═══ MATERIAL SUPPLIED ═══

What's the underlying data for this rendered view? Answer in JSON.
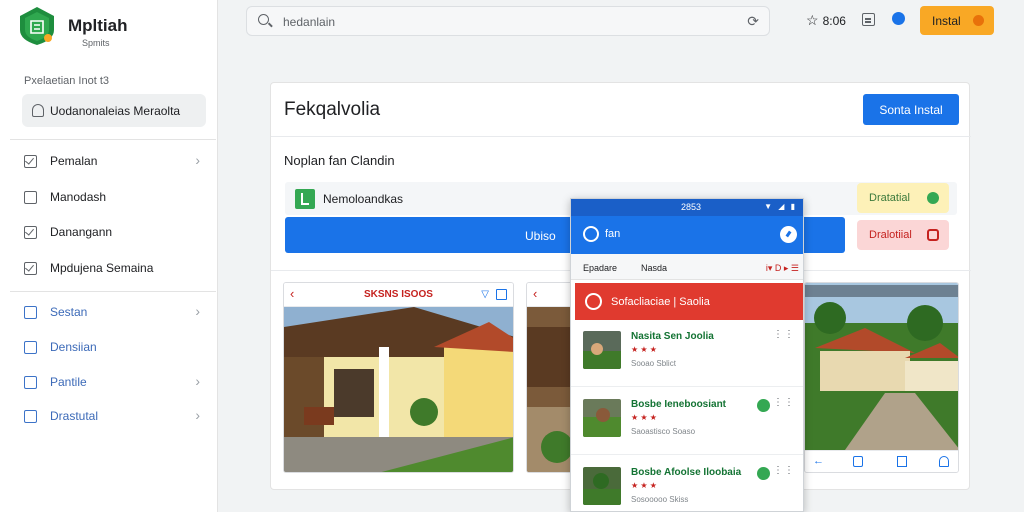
{
  "app": {
    "name": "Mpltiah",
    "subtitle": "Spmits"
  },
  "sidebar": {
    "section_label": "Pxelaetian Inot t3",
    "active_item": "Uodanonaleias Meraolta",
    "items": [
      {
        "label": "Pemalan",
        "icon": "edit-icon",
        "chevron": "›"
      },
      {
        "label": "Manodash",
        "icon": "box-icon",
        "chevron": ""
      },
      {
        "label": "Danangann",
        "icon": "checkbox-icon",
        "chevron": ""
      },
      {
        "label": "Mpdujena Semaina",
        "icon": "checkbox-icon",
        "chevron": ""
      }
    ],
    "items2": [
      {
        "label": "Sestan",
        "icon": "folder-icon",
        "chevron": "›"
      },
      {
        "label": "Densiian",
        "icon": "folder-icon",
        "chevron": ""
      },
      {
        "label": "Pantile",
        "icon": "folder-icon",
        "chevron": "›"
      },
      {
        "label": "Drastutal",
        "icon": "folder-icon",
        "chevron": "›"
      }
    ]
  },
  "topbar": {
    "search_text": "hedanlain",
    "star_label": "8:06",
    "install_label": "Instal",
    "colors": {
      "install": "#f9a825",
      "accent": "#1a73e8"
    }
  },
  "card": {
    "title": "Fekqalvolia",
    "primary_button": "Sonta Instal",
    "subheading": "Noplan fan Clandin",
    "row_grey_label": "Nemoloandkas",
    "row_blue_label": "Ubiso",
    "pill_yellow": "Dratatial",
    "pill_pink": "Dralotiial"
  },
  "photos": {
    "left_title": "SKSNS ISOOS",
    "scene_left": "house-veranda-photo",
    "scene_right": "garden-courtyard-photo"
  },
  "phone": {
    "time": "2853",
    "appbar_label": "fan",
    "tab1": "Epadare",
    "tab2": "Nasda",
    "tab3": "i▾ D ▸ ☰",
    "banner": "Sofacliaciae | Saolia",
    "items": [
      {
        "name": "Nasita  Sen Joolia",
        "stars": "★ ★ ★",
        "meta": "Sooao Sblict"
      },
      {
        "name": "Bosbe  Ieneboosiant",
        "stars": "★ ★ ★",
        "meta": "Saoastisco Soaso"
      },
      {
        "name": "Bosbe  Afoolse Iloobaia",
        "stars": "★ ★ ★",
        "meta": "Sosooooo Skiss"
      }
    ]
  }
}
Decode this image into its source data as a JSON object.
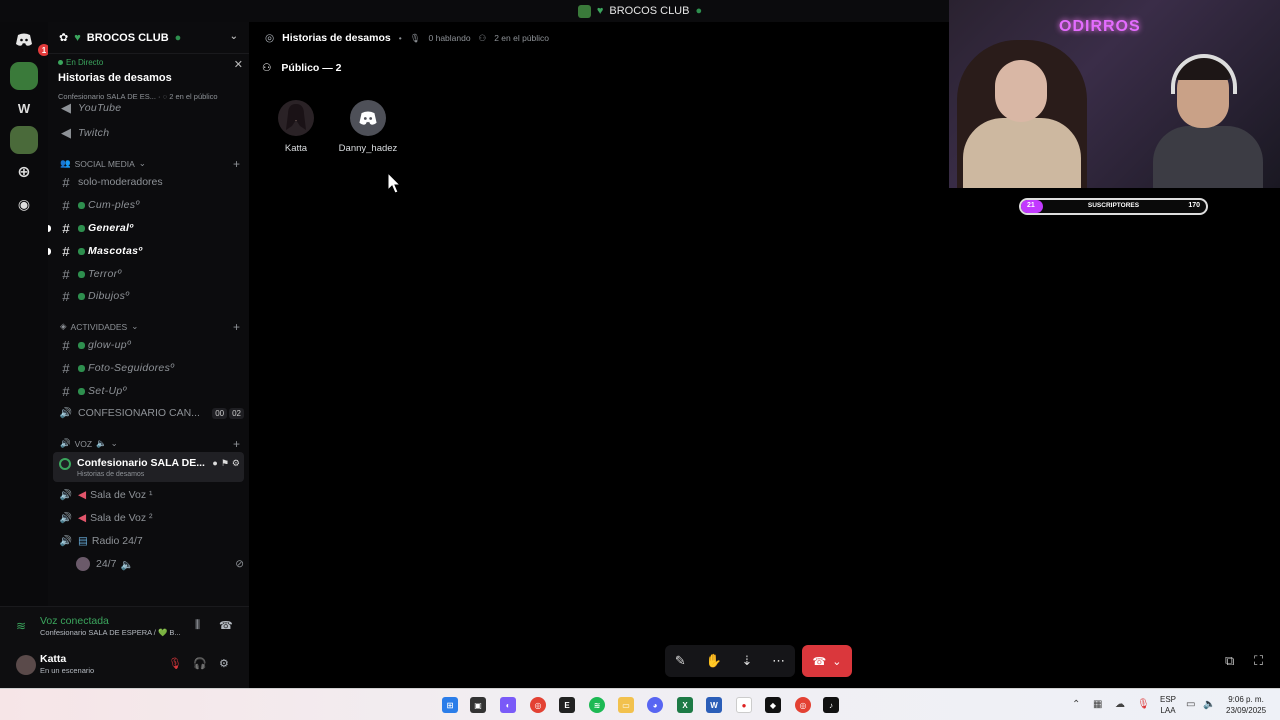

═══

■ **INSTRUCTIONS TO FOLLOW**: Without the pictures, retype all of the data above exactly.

■ **WRITTEN SOLUTION**:
What's the underlying data for this rendered view? Answer in JSON.
{
  "app": {
    "name": "Mpltiah",
    "subtitle": "Spmits"
  },
  "sidebar": {
    "section_label": "Pxelaetian Inot t3",
    "active_item": "Uodanonaleias Meraolta",
    "items": [
      {
        "label": "Pemalan",
        "icon": "edit-icon",
        "chevron": "›"
      },
      {
        "label": "Manodash",
        "icon": "box-icon",
        "chevron": ""
      },
      {
        "label": "Danangann",
        "icon": "checkbox-icon",
        "chevron": ""
      },
      {
        "label": "Mpdujena Semaina",
        "icon": "checkbox-icon",
        "chevron": ""
      }
    ],
    "items2": [
      {
        "label": "Sestan",
        "icon": "folder-icon",
        "chevron": "›"
      },
      {
        "label": "Densiian",
        "icon": "folder-icon",
        "chevron": ""
      },
      {
        "label": "Pantile",
        "icon": "folder-icon",
        "chevron": "›"
      },
      {
        "label": "Drastutal",
        "icon": "folder-icon",
        "chevron": "›"
      }
    ]
  },
  "topbar": {
    "search_text": "hedanlain",
    "star_label": "8:06",
    "install_label": "Instal",
    "colors": {
      "install": "#f9a825",
      "accent": "#1a73e8"
    }
  },
  "card": {
    "title": "Fekqalvolia",
    "primary_button": "Sonta Instal",
    "subheading": "Noplan fan Clandin",
    "row_grey_label": "Nemoloandkas",
    "row_blue_label": "Ubiso",
    "pill_yellow": "Dratatial",
    "pill_pink": "Dralotiial"
  },
  "photos": {
    "left_title": "SKSNS ISOOS",
    "scene_left": "house-veranda-photo",
    "scene_right": "garden-courtyard-photo"
  },
  "phone": {
    "time": "2853",
    "appbar_label": "fan",
    "tab1": "Epadare",
    "tab2": "Nasda",
    "tab3": "i▾ D ▸ ☰",
    "banner": "Sofacliaciae | Saolia",
    "items": [
      {
        "name": "Nasita  Sen Joolia",
        "stars": "★ ★ ★",
        "meta": "Sooao Sblict"
      },
      {
        "name": "Bosbe  Ieneboosiant",
        "stars": "★ ★ ★",
        "meta": "Saoastisco Soaso"
      },
      {
        "name": "Bosbe  Afoolse Iloobaia",
        "stars": "★ ★ ★",
        "meta": "Sosooooo Skiss"
      }
    ]
  }
}
Decode this image into its source data as a JSON object.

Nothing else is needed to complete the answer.